I was later analysing the conversation, suddenly remembering words that I previously couldn’t conjure up. I couldn’t think of the word “now”, so when asked when exactly summer vacation was, all I could do was name the month I was in, and the previous month, as an example. She consequently thinks that I have a two month summer. A big deal? Not really.
I was thinking about my grandmother, and how little I know about her life. I remembered a moment in grade 12 History class, when we were briefly going over Indian Independence, when I realized that my grandmother was alive during this time- that she lived in India at the same time that Gandhi was famously hunger striking, and infamously protesting over the salt tax. I’d always wanted to ask her about that time. For five years I’d wanted to ask her about that time, and tonight I finally did.
I was iffy about calling her so quickly after we’d already talked. I wrote down how to say “I have a question for you” in Tamil, spelt phonetically in English on a new page of my Moleskin diary. I summoned up the courage to open up Skype and call her again. I decided not to, that I would do it tomorrow. Earlier I had texted my friend, explaining that I was thinking about calling my grandma and having this conversation. She texted back saying “U should do it’. And I realized that I should just do it. And I did. (I later realized this happened to be the only friend of mine who’d ever met, or will, in all likely hood, ever meet my grandma).
I once again called my grandma and asked her about Indian Independence. She didn’t launch into detailed stories about the changing of past tides. She didn’t really get what I wanted. She reminded me of the date of Independence, August 15th. I asked her what it was like. She said things had been great then but were going down the drain now. She asked if I meant before independence or after, and I said both. From what I gathered- I couldn’t understand a few of the keywords-she said there had been some trouble before independence, but after it was great. She said some other things, but repeated this sentiment a few times. To sum it up, she said, “It was great, Indu.”
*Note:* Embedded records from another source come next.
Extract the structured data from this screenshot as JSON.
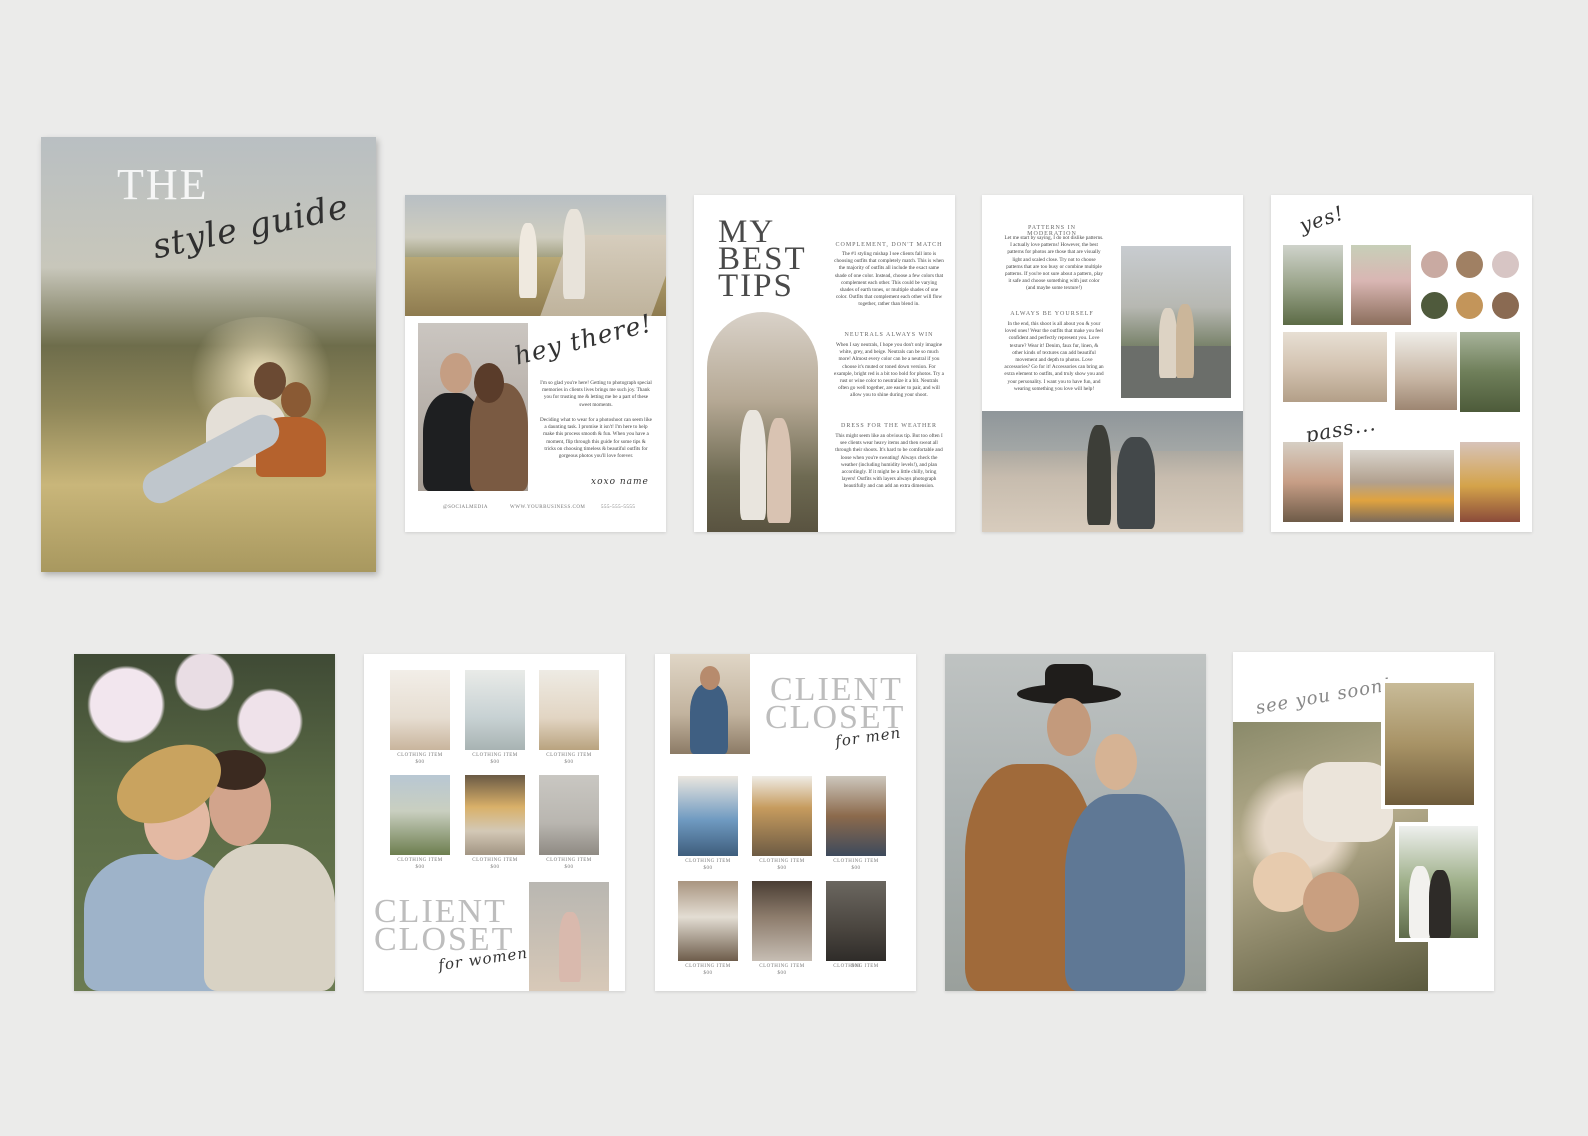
{
  "cover": {
    "title_the": "THE",
    "title_script": "style guide"
  },
  "page_hey": {
    "heading": "hey there!",
    "para1": "I'm so glad you're here! Getting to photograph special memories in clients lives brings me such joy. Thank you for trusting me & letting me be a part of these sweet moments.",
    "para2": "Deciding what to wear for a photoshoot can seem like a daunting task. I promise it isn't! I'm here to help make this process smooth & fun. When you have a moment, flip through this guide for some tips & tricks on choosing timeless & beautiful outfits for gorgeous photos you'll love forever.",
    "signature": "xoxo name",
    "footer_social": "@SOCIALMEDIA",
    "footer_web": "WWW.YOURBUSINESS.COM",
    "footer_phone": "555-555-5555"
  },
  "page_tips": {
    "title": "MY BEST TIPS",
    "h1": "COMPLEMENT, DON'T MATCH",
    "p1": "The #1 styling mishap I see clients fall into is choosing outfits that completely match. This is when the majority of outfits all include the exact same shade of one color. Instead, choose a few colors that complement each other. This could be varying shades of earth tones, or multiple shades of one color. Outfits that complement each other will flow together, rather than blend in.",
    "h2": "NEUTRALS ALWAYS WIN",
    "p2": "When I say neutrals, I hope you don't only imagine white, grey, and beige. Neutrals can be so much more! Almost every color can be a neutral if you choose it's muted or toned down version. For example, bright red is a bit too bold for photos. Try a rust or wine color to neutralize it a bit. Neutrals often go well together, are easier to pair, and will allow you to shine during your shoot.",
    "h3": "DRESS FOR THE WEATHER",
    "p3": "This might seem like an obvious tip. But too often I see clients wear heavy items and then sweat all through their shoots. It's hard to be comfortable and loose when you're sweating! Always check the weather (including humidity levels!), and plan accordingly. If it might be a little chilly, bring layers! Outfits with layers always photograph beautifully and can add an extra dimension."
  },
  "page_patterns": {
    "h1": "PATTERNS IN MODERATION",
    "p1": "Let me start by saying, I do not dislike patterns. I actually love patterns! However, the best patterns for photos are those that are visually light and scaled close. Try not to choose patterns that are too busy or combine multiple patterns. If you're not sure about a pattern, play it safe and choose something with just color (and maybe some texture!)",
    "h2": "ALWAYS BE YOURSELF",
    "p2": "In the end, this shoot is all about you & your loved ones! Wear the outfits that make you feel confident and perfectly represent you. Love texture? Wear it! Denim, faux fur, linen, & other kinds of textures can add beautiful movement and depth to photos. Love accessories? Go for it! Accessories can bring an extra element to outfits, and truly show you and your personality. I want you to have fun, and wearing something you love will help!"
  },
  "page_yes": {
    "yes_label": "yes!",
    "pass_label": "pass...",
    "swatches": [
      "#c9aaa2",
      "#a08063",
      "#d7c5c4",
      "#4f5a3c",
      "#c3955a",
      "#8a6a52"
    ]
  },
  "page_women": {
    "title_line1": "CLIENT",
    "title_line2": "CLOSET",
    "subtitle": "for women",
    "items": [
      {
        "label": "CLOTHING ITEM",
        "price": "$00"
      },
      {
        "label": "CLOTHING ITEM",
        "price": "$00"
      },
      {
        "label": "CLOTHING ITEM",
        "price": "$00"
      },
      {
        "label": "CLOTHING ITEM",
        "price": "$00"
      },
      {
        "label": "CLOTHING ITEM",
        "price": "$00"
      },
      {
        "label": "CLOTHING ITEM",
        "price": "$00"
      }
    ]
  },
  "page_men": {
    "title_line1": "CLIENT",
    "title_line2": "CLOSET",
    "subtitle": "for men",
    "items": [
      {
        "label": "CLOTHING ITEM",
        "price": "$00"
      },
      {
        "label": "CLOTHING ITEM",
        "price": "$00"
      },
      {
        "label": "CLOTHING ITEM",
        "price": "$00"
      },
      {
        "label": "CLOTHING ITEM",
        "price": "$00"
      },
      {
        "label": "CLOTHING ITEM",
        "price": "$00"
      },
      {
        "label": "CLOTHING ITEM",
        "price": "$00"
      }
    ]
  },
  "page_end": {
    "heading": "see you soon!"
  }
}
We talked about some other things after that: Gandhi, my uncle’s travel plans, my old dog who had died. But that line stuck with me. It was four words, but in those four words I understood something. I understood what it means to see the beauty and ease of a wholesome and cultured way of life slowly eroding into a unfamiliar chaos. I understood the desire to share that beauty and ease with the people she loved. I felt a long held nostalgia buried deep in her skin, in her wrinkled face, her tired limbs, for something that once was, and is now forever lost. I felt the love for something as big as a whole nation, for something as small as a milk man bringing a cow to her door each morning. I felt the love for something as foreign and unknown as a Canadian granddaughter, connected to her by lineage, and perhaps more tellingly, by our mutual fondness for stray dogs.
Our conversation lasted approximately nine minutes. I’m 21 years old and I think that’s the longest conversation I’ve had with my grandmother. Not because she isn’t great, or because we don’t love each other, but because she lives in India and I live in Canada. Very simple.
For those of you who have easy-access grandparents, and extended family, consider yourselves extremely lucky.